YOUR GOAL:
Across all lines of the entries, tally those with the word "this" in them. The reply is the tally, by itself.

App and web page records
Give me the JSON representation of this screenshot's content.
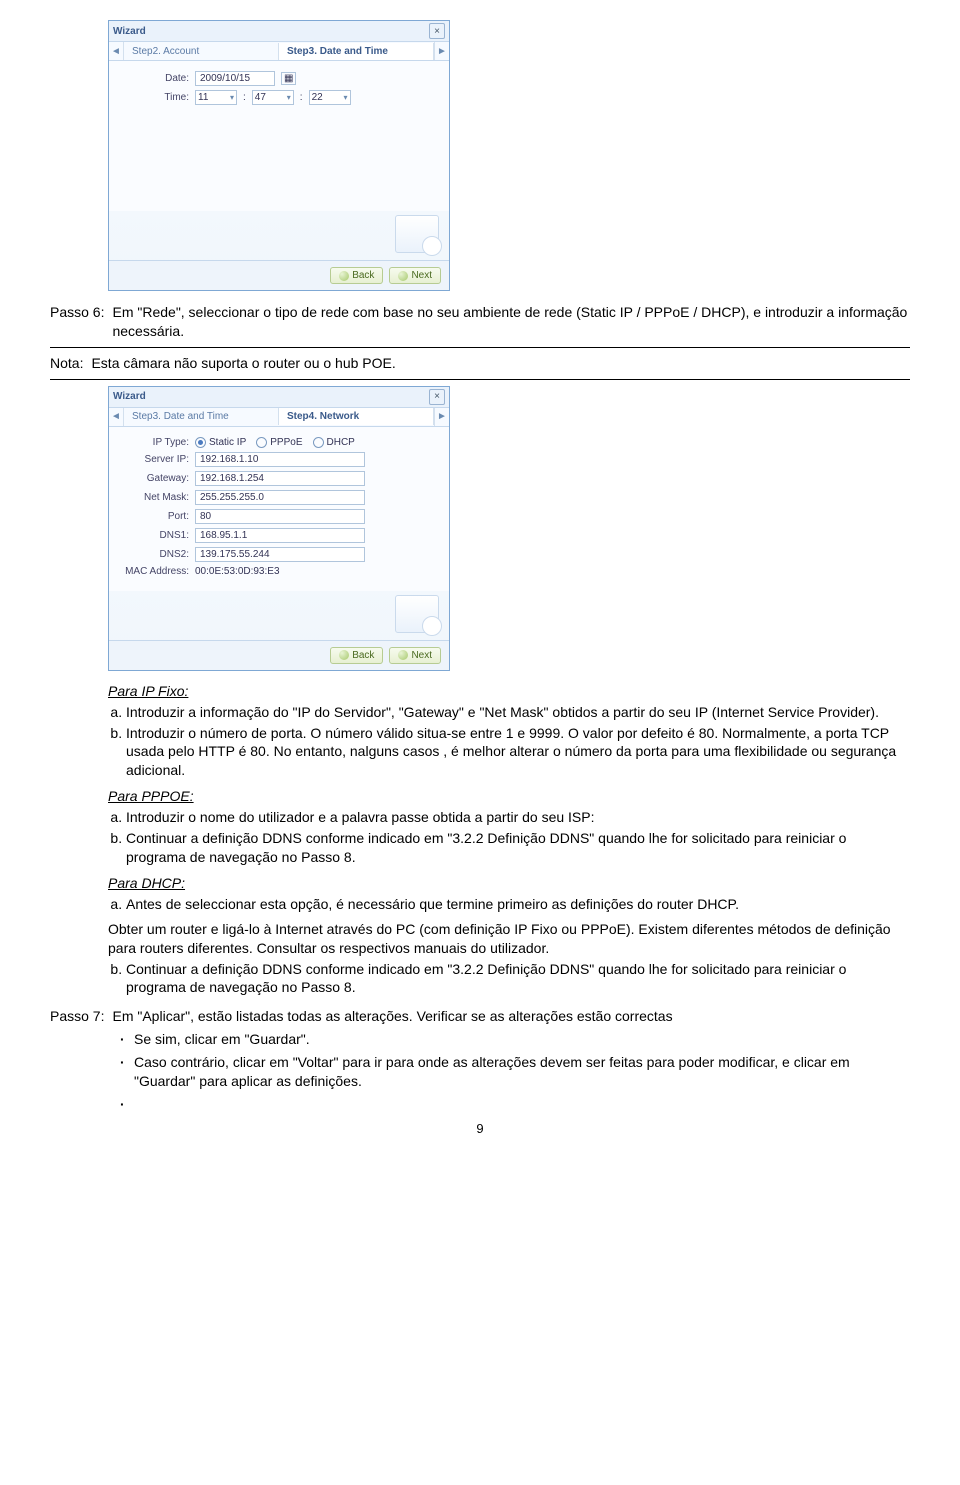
{
  "wizard1": {
    "title": "Wizard",
    "tab_prev": "Step2. Account",
    "tab_active": "Step3. Date and Time",
    "date_label": "Date:",
    "date_value": "2009/10/15",
    "time_label": "Time:",
    "time_h": "11",
    "time_m": "47",
    "time_s": "22",
    "back": "Back",
    "next": "Next"
  },
  "wizard2": {
    "title": "Wizard",
    "tab_prev": "Step3. Date and Time",
    "tab_active": "Step4. Network",
    "iptype_label": "IP Type:",
    "iptype_static": "Static IP",
    "iptype_pppoe": "PPPoE",
    "iptype_dhcp": "DHCP",
    "serverip_label": "Server IP:",
    "serverip": "192.168.1.10",
    "gateway_label": "Gateway:",
    "gateway": "192.168.1.254",
    "netmask_label": "Net Mask:",
    "netmask": "255.255.255.0",
    "port_label": "Port:",
    "port": "80",
    "dns1_label": "DNS1:",
    "dns1": "168.95.1.1",
    "dns2_label": "DNS2:",
    "dns2": "139.175.55.244",
    "mac_label": "MAC Address:",
    "mac": "00:0E:53:0D:93:E3",
    "back": "Back",
    "next": "Next"
  },
  "step6": {
    "label": "Passo 6:",
    "text": "Em \"Rede\", seleccionar o tipo de rede com base no seu ambiente de rede (Static IP / PPPoE / DHCP), e introduzir a informação necessária."
  },
  "nota": {
    "label": "Nota:",
    "text": "Esta câmara não suporta o router ou o hub POE."
  },
  "ipfixo": {
    "title": "Para IP Fixo:",
    "a": "Introduzir a informação do \"IP do Servidor\", \"Gateway\" e \"Net Mask\" obtidos a partir do seu IP (Internet Service Provider).",
    "b": "Introduzir o número de porta. O número válido situa-se entre 1 e 9999. O valor por defeito é 80. Normalmente, a porta TCP usada pelo HTTP é 80. No entanto, nalguns casos , é melhor alterar o número da porta para uma flexibilidade ou segurança adicional."
  },
  "pppoe": {
    "title": "Para PPPOE:",
    "a": "Introduzir o nome do utilizador e a palavra passe obtida a partir do seu ISP:",
    "b": "Continuar a definição DDNS conforme indicado em \"3.2.2 Definição DDNS\" quando lhe for solicitado para reiniciar o programa de navegação no Passo 8."
  },
  "dhcp": {
    "title": "Para DHCP:",
    "a": "Antes de seleccionar esta opção, é necessário que termine primeiro as definições do router DHCP.",
    "p1": "Obter um router e ligá-lo à Internet através do PC (com definição IP Fixo ou PPPoE). Existem diferentes métodos de definição para routers diferentes. Consultar os respectivos manuais do utilizador.",
    "b": "Continuar a definição DDNS conforme indicado em \"3.2.2 Definição DDNS\" quando lhe for solicitado para reiniciar o programa de navegação no Passo 8."
  },
  "step7": {
    "label": "Passo 7:",
    "text": "Em \"Aplicar\", estão listadas todas as alterações. Verificar se as alterações estão correctas",
    "bul1": "Se sim, clicar em \"Guardar\".",
    "bul2": "Caso contrário, clicar em \"Voltar\" para ir para onde as alterações devem ser feitas para poder modificar, e clicar em \"Guardar\" para aplicar as definições."
  },
  "pagenum": "9"
}
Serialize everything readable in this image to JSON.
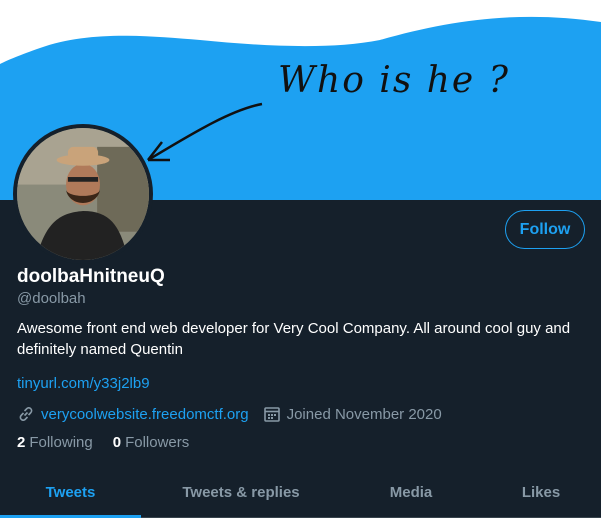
{
  "banner": {
    "annotation": "Who is he ?",
    "colors": {
      "sky": "#1da1f2",
      "white": "#ffffff"
    }
  },
  "profile": {
    "display_name": "doolbaHnitneuQ",
    "handle": "@doolbah",
    "bio": "Awesome front end web developer for Very Cool Company. All around cool guy and definitely named Quentin",
    "short_link": "tinyurl.com/y33j2lb9",
    "website": "verycoolwebsite.freedomctf.org",
    "joined": "Joined November 2020",
    "follow_label": "Follow",
    "following_count": "2",
    "following_label": "Following",
    "followers_count": "0",
    "followers_label": "Followers"
  },
  "tabs": [
    {
      "label": "Tweets",
      "active": true
    },
    {
      "label": "Tweets & replies"
    },
    {
      "label": "Media"
    },
    {
      "label": "Likes"
    }
  ],
  "icons": {
    "link": "link-icon",
    "calendar": "calendar-icon"
  },
  "colors": {
    "accent": "#1da1f2",
    "bg": "#15202b",
    "muted": "#8899a6"
  }
}
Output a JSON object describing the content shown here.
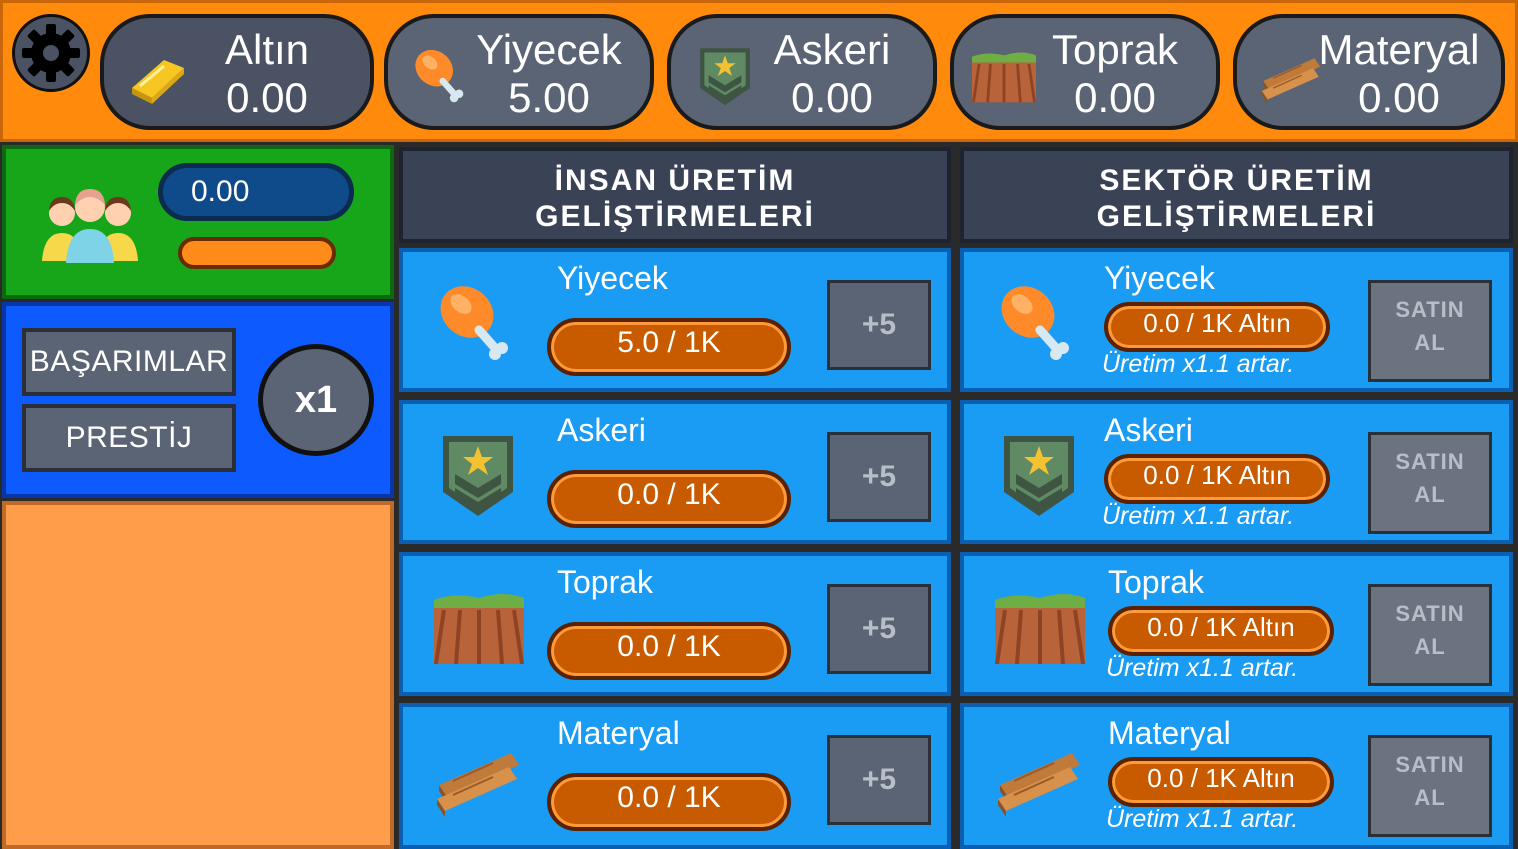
{
  "resources": [
    {
      "name": "Altın",
      "value": "0.00",
      "icon": "gold-bar-icon"
    },
    {
      "name": "Yiyecek",
      "value": "5.00",
      "icon": "drumstick-icon"
    },
    {
      "name": "Askeri",
      "value": "0.00",
      "icon": "military-badge-icon"
    },
    {
      "name": "Toprak",
      "value": "0.00",
      "icon": "soil-icon"
    },
    {
      "name": "Materyal",
      "value": "0.00",
      "icon": "wood-planks-icon"
    }
  ],
  "population": {
    "value": "0.00",
    "icon": "people-group-icon"
  },
  "left_buttons": {
    "achievements": "BAŞARIMLAR",
    "prestige": "PRESTİJ",
    "multiplier": "x1"
  },
  "human": {
    "title_line1": "İNSAN ÜRETİM",
    "title_line2": "GELİŞTİRMELERİ",
    "items": [
      {
        "name": "Yiyecek",
        "progress": "5.0 / 1K",
        "button": "+5"
      },
      {
        "name": "Askeri",
        "progress": "0.0 / 1K",
        "button": "+5"
      },
      {
        "name": "Toprak",
        "progress": "0.0 / 1K",
        "button": "+5"
      },
      {
        "name": "Materyal",
        "progress": "0.0 / 1K",
        "button": "+5"
      }
    ]
  },
  "sector": {
    "title_line1": "SEKTÖR ÜRETİM",
    "title_line2": "GELİŞTİRMELERİ",
    "items": [
      {
        "name": "Yiyecek",
        "progress": "0.0 / 1K Altın",
        "note": "Üretim x1.1 artar.",
        "btn1": "SATIN",
        "btn2": "AL"
      },
      {
        "name": "Askeri",
        "progress": "0.0 / 1K Altın",
        "note": "Üretim x1.1 artar.",
        "btn1": "SATIN",
        "btn2": "AL"
      },
      {
        "name": "Toprak",
        "progress": "0.0 / 1K Altın",
        "note": "Üretim x1.1 artar.",
        "btn1": "SATIN",
        "btn2": "AL"
      },
      {
        "name": "Materyal",
        "progress": "0.0 / 1K Altın",
        "note": "Üretim x1.1 artar.",
        "btn1": "SATIN",
        "btn2": "AL"
      }
    ]
  },
  "colors": {
    "topbar": "#ff8a0c",
    "card": "#1a9cf5",
    "green_panel": "#17a51a",
    "blue_panel": "#0d5bff",
    "peach_panel": "#ff9d4a"
  }
}
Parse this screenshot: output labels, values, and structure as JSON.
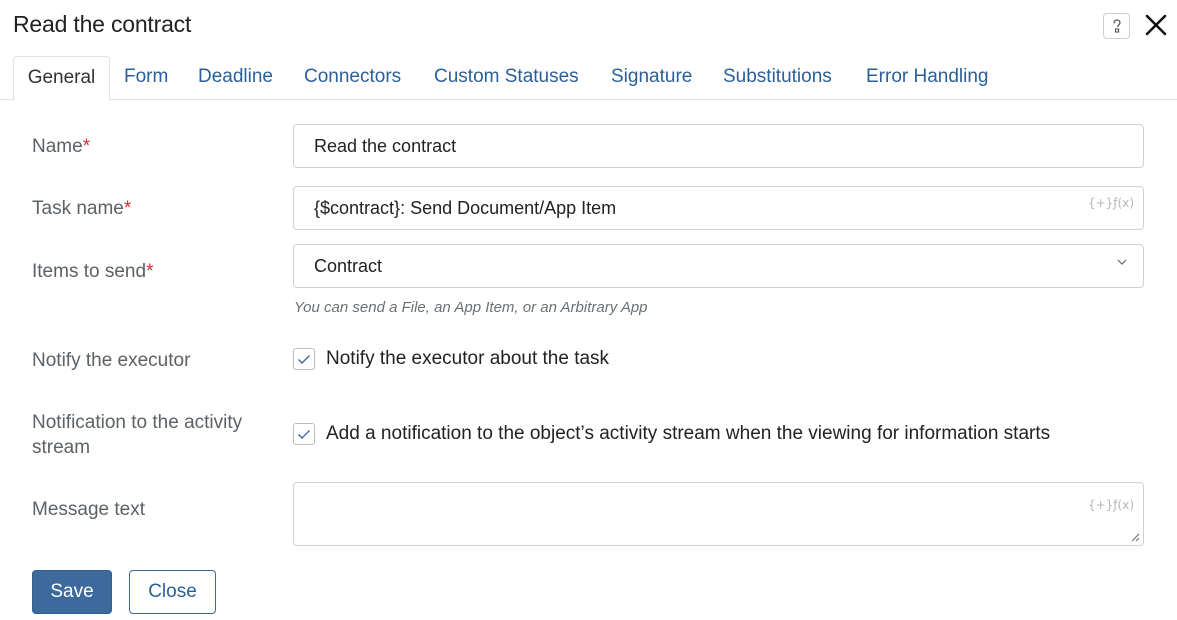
{
  "dialog": {
    "title": "Read the contract",
    "help_icon": "help-icon",
    "close_icon": "close-icon"
  },
  "tabs": [
    {
      "label": "General",
      "active": true
    },
    {
      "label": "Form"
    },
    {
      "label": "Deadline"
    },
    {
      "label": "Connectors"
    },
    {
      "label": "Custom Statuses"
    },
    {
      "label": "Signature"
    },
    {
      "label": "Substitutions"
    },
    {
      "label": "Error Handling"
    }
  ],
  "form": {
    "required_mark": "*",
    "name": {
      "label": "Name",
      "value": "Read the contract"
    },
    "task_name": {
      "label": "Task name",
      "value": "{$contract}: Send Document/App Item",
      "fx": "{+}ƒ(x)"
    },
    "items_to_send": {
      "label": "Items to send",
      "value": "Contract",
      "hint": "You can send a File, an App Item, or an Arbitrary App"
    },
    "notify_executor": {
      "label": "Notify the executor",
      "checkbox_text": "Notify the executor about the task",
      "checked": true
    },
    "notification_stream": {
      "label_line1": "Notification to the activity",
      "label_line2": "stream",
      "checkbox_text": "Add a notification to the object’s activity stream when the viewing for information starts",
      "checked": true
    },
    "message_text": {
      "label": "Message text",
      "value": "",
      "fx": "{+}ƒ(x)"
    }
  },
  "buttons": {
    "save": "Save",
    "close": "Close"
  },
  "colors": {
    "link_blue": "#2a5f99",
    "primary": "#3c6a9c",
    "required_red": "#d0312d"
  }
}
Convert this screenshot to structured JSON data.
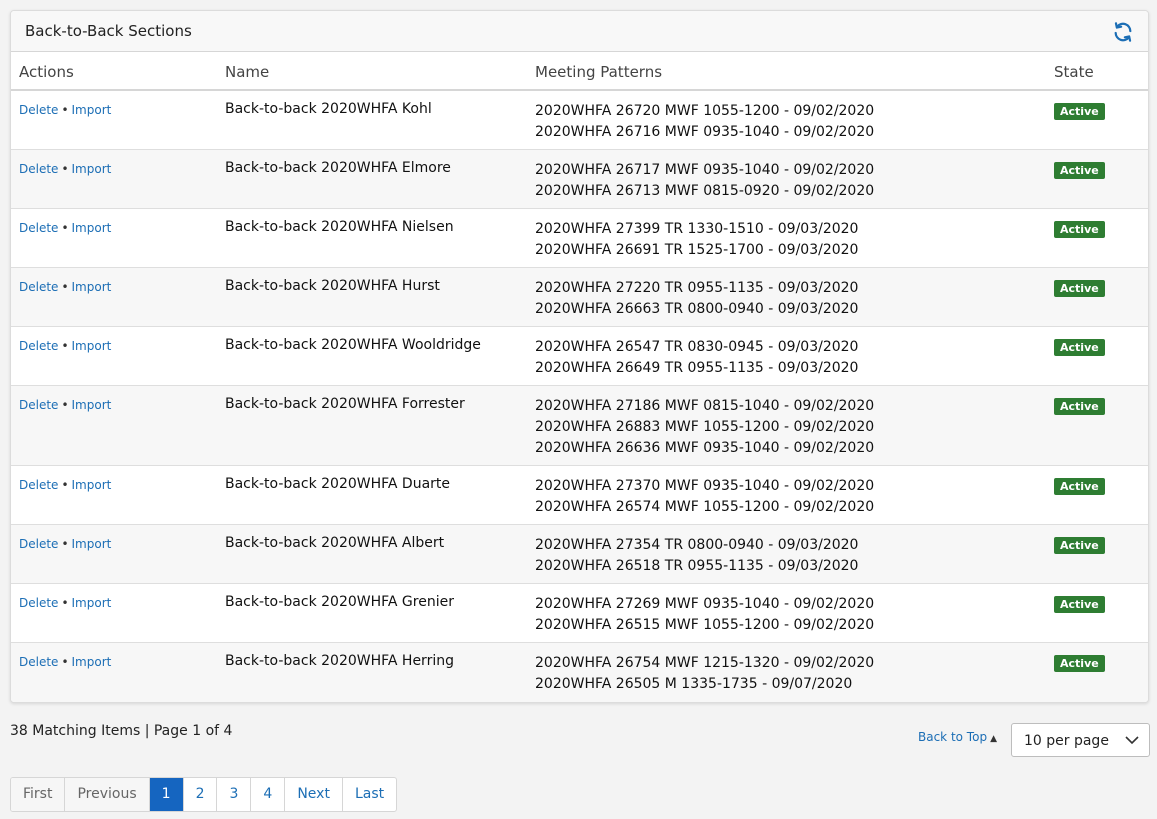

OUTPUT BELOW:
4